Task instructions:
Each line that has the string "Chiffre" must be copied from the records below.
BEGIN Listed entries
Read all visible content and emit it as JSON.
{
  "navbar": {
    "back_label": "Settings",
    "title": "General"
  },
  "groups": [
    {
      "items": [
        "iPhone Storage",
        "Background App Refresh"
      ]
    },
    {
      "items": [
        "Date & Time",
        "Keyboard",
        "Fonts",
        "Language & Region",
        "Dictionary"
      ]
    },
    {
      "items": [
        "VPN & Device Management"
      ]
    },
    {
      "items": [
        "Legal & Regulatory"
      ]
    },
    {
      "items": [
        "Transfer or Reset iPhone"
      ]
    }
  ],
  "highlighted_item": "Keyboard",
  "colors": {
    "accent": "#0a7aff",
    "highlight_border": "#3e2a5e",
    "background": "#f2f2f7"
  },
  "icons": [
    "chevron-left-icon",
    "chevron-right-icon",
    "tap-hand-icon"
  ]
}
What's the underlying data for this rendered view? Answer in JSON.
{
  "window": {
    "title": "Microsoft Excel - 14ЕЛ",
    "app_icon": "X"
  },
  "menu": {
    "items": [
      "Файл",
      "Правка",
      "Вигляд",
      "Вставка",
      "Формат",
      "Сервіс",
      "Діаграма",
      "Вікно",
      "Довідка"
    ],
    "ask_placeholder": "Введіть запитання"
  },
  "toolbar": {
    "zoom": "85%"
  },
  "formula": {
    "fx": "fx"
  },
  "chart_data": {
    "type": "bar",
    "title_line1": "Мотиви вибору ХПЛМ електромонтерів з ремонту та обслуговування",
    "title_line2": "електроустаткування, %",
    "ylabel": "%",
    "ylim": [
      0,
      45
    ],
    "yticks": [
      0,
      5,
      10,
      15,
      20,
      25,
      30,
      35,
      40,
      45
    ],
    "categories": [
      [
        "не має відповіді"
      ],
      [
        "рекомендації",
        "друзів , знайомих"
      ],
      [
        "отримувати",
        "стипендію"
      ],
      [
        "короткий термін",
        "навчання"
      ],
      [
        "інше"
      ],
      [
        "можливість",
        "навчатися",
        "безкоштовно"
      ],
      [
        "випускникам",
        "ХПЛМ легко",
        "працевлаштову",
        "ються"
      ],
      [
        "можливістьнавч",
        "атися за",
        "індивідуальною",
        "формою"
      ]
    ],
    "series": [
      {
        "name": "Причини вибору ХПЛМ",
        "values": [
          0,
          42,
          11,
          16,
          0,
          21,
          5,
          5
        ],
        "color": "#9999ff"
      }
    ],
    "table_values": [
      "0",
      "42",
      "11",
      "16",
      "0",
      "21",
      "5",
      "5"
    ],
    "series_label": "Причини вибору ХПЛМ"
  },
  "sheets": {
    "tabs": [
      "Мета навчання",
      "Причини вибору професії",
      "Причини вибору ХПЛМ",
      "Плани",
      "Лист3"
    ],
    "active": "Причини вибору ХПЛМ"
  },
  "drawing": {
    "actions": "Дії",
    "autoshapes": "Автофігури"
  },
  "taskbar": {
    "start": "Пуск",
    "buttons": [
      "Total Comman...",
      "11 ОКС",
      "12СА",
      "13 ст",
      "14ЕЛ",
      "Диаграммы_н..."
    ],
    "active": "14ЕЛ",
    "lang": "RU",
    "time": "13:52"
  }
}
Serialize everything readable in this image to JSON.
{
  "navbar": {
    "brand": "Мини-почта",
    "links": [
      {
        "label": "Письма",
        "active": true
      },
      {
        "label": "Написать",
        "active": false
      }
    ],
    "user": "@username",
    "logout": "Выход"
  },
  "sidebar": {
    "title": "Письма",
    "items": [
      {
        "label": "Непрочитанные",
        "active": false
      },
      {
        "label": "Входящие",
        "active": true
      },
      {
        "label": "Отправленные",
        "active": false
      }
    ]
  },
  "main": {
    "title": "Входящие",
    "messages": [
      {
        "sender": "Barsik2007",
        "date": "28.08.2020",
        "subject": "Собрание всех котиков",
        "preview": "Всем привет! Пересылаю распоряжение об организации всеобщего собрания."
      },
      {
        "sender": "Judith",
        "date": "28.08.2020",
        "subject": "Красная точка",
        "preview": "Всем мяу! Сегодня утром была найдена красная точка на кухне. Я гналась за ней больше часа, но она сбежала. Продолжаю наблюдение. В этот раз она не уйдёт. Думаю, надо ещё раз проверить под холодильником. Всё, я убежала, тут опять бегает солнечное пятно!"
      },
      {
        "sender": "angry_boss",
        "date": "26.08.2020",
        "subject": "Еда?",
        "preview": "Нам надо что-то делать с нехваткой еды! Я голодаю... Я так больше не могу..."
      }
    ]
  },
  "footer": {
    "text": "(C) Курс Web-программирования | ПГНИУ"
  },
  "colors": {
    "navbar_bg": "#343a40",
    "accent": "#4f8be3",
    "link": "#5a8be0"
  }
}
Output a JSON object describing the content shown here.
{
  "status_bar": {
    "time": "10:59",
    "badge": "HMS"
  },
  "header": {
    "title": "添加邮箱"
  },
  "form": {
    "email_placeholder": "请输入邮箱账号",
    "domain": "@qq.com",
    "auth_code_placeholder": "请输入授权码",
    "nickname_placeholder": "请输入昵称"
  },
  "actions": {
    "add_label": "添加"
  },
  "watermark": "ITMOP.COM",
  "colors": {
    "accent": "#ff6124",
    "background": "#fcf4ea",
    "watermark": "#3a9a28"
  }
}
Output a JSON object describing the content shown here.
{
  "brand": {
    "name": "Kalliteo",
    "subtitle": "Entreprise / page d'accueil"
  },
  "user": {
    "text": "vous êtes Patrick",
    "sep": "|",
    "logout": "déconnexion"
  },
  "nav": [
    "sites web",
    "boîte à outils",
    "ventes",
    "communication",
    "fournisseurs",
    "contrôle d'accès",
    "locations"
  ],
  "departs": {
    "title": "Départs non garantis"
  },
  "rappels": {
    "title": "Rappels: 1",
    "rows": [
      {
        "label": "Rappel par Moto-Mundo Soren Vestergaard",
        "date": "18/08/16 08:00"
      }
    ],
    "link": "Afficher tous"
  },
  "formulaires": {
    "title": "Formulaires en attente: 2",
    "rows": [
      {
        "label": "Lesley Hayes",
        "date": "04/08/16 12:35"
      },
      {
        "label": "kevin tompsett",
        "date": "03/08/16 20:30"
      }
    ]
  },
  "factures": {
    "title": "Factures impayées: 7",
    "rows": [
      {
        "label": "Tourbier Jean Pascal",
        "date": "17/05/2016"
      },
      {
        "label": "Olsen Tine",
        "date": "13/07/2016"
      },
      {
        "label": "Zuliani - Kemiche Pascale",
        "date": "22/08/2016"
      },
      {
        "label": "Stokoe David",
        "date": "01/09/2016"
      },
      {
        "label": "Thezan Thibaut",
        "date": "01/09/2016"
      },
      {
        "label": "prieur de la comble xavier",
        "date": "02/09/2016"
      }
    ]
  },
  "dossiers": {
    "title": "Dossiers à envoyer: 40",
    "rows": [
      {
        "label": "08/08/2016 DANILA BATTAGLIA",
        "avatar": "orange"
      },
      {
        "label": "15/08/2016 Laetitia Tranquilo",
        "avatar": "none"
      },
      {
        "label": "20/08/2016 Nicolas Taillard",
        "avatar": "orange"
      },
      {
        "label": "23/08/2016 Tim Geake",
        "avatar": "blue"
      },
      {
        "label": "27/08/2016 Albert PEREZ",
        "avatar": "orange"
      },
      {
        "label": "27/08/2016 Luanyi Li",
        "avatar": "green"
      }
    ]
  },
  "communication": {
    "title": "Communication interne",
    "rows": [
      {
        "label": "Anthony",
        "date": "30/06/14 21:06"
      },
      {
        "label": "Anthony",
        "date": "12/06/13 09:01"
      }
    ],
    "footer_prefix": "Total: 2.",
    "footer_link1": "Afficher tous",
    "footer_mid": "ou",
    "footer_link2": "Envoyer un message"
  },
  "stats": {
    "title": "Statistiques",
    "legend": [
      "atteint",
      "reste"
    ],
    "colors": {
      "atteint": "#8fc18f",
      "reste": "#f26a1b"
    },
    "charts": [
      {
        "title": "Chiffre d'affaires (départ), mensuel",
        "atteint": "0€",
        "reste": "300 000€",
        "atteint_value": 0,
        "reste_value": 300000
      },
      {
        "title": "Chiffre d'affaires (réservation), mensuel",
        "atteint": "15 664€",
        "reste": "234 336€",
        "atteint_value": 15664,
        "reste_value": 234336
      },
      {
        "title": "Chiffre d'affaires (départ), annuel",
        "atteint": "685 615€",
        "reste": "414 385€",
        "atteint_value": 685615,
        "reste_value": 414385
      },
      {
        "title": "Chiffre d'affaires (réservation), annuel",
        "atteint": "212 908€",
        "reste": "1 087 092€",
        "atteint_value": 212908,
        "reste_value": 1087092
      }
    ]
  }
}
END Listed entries
Result:
        "title": "Chiffre d'affaires (départ), mensuel",
        "title": "Chiffre d'affaires (réservation), mensuel",
        "title": "Chiffre d'affaires (départ), annuel",
        "title": "Chiffre d'affaires (réservation), annuel",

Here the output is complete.